There's no use building the perfect wireless communications solution if your facilities manager isn't prepared to support and maintain it. To attract, identify and hire the best fit for your business, you’ll need to craft a facilities manager job description with the right amount of detail about the technology and processes you need the person to be familiar with, and the skills you need them to have.When it comes to crafting the perfect facilities manager job description, keep these pointers in mind:
1. Clearly articulate what technology is at the heart of your business.
You need your new facilities manager to hit the ground running, and the more expertise they have with the kinds of technology, software and communications equipment you rely on, or are interested in buying, the faster the onboarding process will go.

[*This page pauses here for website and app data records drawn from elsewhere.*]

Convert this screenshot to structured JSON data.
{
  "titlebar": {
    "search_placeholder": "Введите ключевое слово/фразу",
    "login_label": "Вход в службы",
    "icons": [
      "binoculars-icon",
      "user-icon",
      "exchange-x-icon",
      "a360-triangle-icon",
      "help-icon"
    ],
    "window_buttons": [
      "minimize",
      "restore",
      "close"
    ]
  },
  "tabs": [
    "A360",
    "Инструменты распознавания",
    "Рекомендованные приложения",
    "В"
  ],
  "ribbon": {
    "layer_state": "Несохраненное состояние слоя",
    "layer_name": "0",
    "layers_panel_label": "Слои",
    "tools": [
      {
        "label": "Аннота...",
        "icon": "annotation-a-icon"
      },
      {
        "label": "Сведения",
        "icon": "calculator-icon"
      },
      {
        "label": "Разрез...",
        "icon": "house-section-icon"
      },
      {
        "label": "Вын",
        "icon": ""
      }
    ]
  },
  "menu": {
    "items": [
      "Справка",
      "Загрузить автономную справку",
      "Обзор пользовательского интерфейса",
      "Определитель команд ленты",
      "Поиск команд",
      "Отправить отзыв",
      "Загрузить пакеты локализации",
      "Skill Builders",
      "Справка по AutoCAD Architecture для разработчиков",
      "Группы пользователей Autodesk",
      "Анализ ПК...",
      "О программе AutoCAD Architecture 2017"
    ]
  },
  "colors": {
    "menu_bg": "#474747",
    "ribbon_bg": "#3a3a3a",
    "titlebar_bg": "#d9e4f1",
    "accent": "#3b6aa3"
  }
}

When it comes to making sure your needs will be met, you can’t be too prescriptive: If you’re using a two-way radios solution, name your chosen brand and relevant system specifications and ask for experience with that brand and type of system. If you’ve invested in facility management software that’s working well for your team, mention that, too.
It isn’t enough to say the candidate needs to have “IT skills” or be “tech savvy” if you’re going to count on them to help choose and maintain your new Wi-Fi solution or help oversee the installation of your new bi-directional amplifiers.
2. Paint a concise but detailed picture of what the facilities manager’s portfolio covers.
Include details such as the kind of buildings involved – is it a data center or a hospital campus? – and list how many buildings the position is responsible for and the total square footage. The more information you offer in the description, the more likely you are to draw in candidates who have experience with similar footprints.
3. List all of the systems that the position is responsible for overseeing and maintaining.
Facilities manager job duties vary widely from sector to sector and facility to facility. Make a full list of each system that your facilities manager will have responsibility for, including HVAC, electrical, plumbing and ventilation, including the name brands of any special software you use.
Again, if you're looking for a candidate who can help you improve the performance of communications systems and equipment, list wireless Internet, radio communications, video surveillance equipment, and any other relevant systems. If you don't, you'll most likely get resumes for candidates who aren't qualified to provide support or leadership on maintaining and enhancing these critical equipment and systems.
4. Be clear about the skill sets and certifications you need the person to possess.
In addition to HVAC, perhaps you need the person to have experience in general carpentry and painting, as well. Maybe you need someone with a real estate license in your state. If they need to be proficient with the entire Microsoft Office suite, from Word to Visio, say that, too.
5. Include a rundown of non-system responsibilities and duties.
You need someone with a broad set of skills and experience, and your job description should reflect the whole range of what the position covers, from managing teams to ensuring compliance with state and local codes. Give a sense of what departments or stakeholders the position will interact with regularly. If your facilities management portfolio has a large budget the person will need to manage, you can list it upfront.
6. Give a sample of both the minimum qualifications and preferred qualifications.
Both of these lists offer the opportunity to move from the more general to the specific. Are there pieces of equipment or categories of systems that you want the person to be familiar with? Here’s your chance to list them. Would you prefer someone who has a background in code compliance? Say so.